For parties currently under contract, a pause provision negotiated or entered into now would toll contingency deadlines or certain identified performance obligations until such time as the ordinary course of business of the parties (pursuing the transaction in good faith) can resume in normal fashion as the effects and limitations of the COVID-19 outbreak abate. The pause provision would then provide a mechanism to restart the transaction clock once both parties have no further substantial restrictions that prohibit them from performing under the purchase contract, other than those common to typical transactions. There are at least two options for the parties to consider.
The parties could identify “hard” triggers that would cancel the transactional pause such as a specific governmental restrictions being rescinded, an emergency declaration expiring, or certain administrative or service functions being restored. Doing so creates a bright line for the parties to locate as to when the transaction resumes, but it also requires substantial forethought and negotiation as to what event or events will operate as a triggering condition. It also limits the parties’ real-time evaluation of the situation and reduces their flexibility to match the transactional pause to the actual effect of the restrictions on the parties in fulfilling their obligations under the purchase contract.
On the other hand, the parties could agree to a “soft” trigger in which one or either party would hold the right to terminate the pause upon its reasonable determination and notice that the ordinary course of business of the parties is no longer substantially restricted. Such a “soft” trigger provision would need to include deadlock and dispute resolution language should the parties disagree as to whether the pandemic’s effects are still impacting the ability of a party to perform sufficient to require the transactional pause be continued.
A potential dispute resolution method would be to hand the determination over to a third-party arbitrator as to whether the ordinary course of business of the parties is still being impacted by COVID-19. The arbitrator’s decision would be binding on the parties. The parties would identify either specific individuals to serve as an arbitrator or a method to choose an arbitrator. The provision should also provide guidelines for procedures to submit position statements and supporting proofs on an expedited time frame.

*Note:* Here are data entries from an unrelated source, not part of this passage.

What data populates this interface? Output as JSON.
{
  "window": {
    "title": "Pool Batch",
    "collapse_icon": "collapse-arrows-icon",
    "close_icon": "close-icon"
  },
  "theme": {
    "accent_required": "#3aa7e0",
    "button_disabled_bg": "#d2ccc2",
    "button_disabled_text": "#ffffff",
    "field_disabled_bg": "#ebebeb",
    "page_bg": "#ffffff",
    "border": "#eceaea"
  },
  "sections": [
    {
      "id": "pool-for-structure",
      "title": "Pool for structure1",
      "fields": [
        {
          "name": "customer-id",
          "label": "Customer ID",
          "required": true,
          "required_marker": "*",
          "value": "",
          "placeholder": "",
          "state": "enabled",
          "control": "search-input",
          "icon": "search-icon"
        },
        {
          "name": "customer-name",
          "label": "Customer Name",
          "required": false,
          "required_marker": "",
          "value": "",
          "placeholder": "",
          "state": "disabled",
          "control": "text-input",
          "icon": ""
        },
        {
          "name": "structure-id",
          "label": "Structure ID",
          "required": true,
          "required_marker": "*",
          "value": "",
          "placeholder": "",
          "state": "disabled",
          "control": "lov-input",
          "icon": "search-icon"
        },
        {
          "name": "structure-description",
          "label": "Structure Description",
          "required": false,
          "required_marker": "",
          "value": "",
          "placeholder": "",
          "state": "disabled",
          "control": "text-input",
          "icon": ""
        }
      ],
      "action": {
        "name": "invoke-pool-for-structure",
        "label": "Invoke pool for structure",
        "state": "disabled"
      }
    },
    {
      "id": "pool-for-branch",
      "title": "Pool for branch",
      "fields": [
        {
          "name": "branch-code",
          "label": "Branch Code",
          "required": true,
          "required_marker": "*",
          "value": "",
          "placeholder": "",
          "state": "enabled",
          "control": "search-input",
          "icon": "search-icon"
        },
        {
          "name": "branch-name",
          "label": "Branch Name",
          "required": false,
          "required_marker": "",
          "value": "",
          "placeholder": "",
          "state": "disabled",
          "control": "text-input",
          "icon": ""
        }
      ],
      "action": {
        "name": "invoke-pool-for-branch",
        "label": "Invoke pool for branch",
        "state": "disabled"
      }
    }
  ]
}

An effective and well-drafted pause provision, whether a predefined “hard” trigger or party-exercised “soft” trigger, would ensure that a transactional pause occurs and continues only so long as the transaction’s progress is being affected by direct pandemic-related disruptions, but not because of the derivative financial effects of COVID-19. Those latter concerns can be dealt with in the normal course of due diligence. The provision should be narrowly tailored to prevent a party from placing a transaction in stasis for a mere “wait-and-see” purpose to assess project viability, unless the parties expressly desire to do so.
Any comprehensive pause provision should also contemplate a future in which governmental restrictions may be lifted but later re-imposed to address future outbreaks. In addition, it may be advisable, whether using a “hard” or “soft” trigger mechanism to lift the pause, that an outside deadline be set out by which the pause would automatically cancel. This would provide an exit strategy for both parties in the unfortunate case that this outbreak lingers longer than anticipated.
Finally, for clarity moving forward once the transaction resumes, the pause provision should also obligate the parties to enter into an amendment restating any tolled deadlines for contingencies or performance obligations.
These unusual times may end up causing a fair number of commercial real estate transactions to fall apart due to apprehension and fear of the uncertain economic forecasts. But, if the underlying financials of the deal appeal to both parties, or are at least desirable enough to continue exploring its possibility, the parties should consider a pause provision.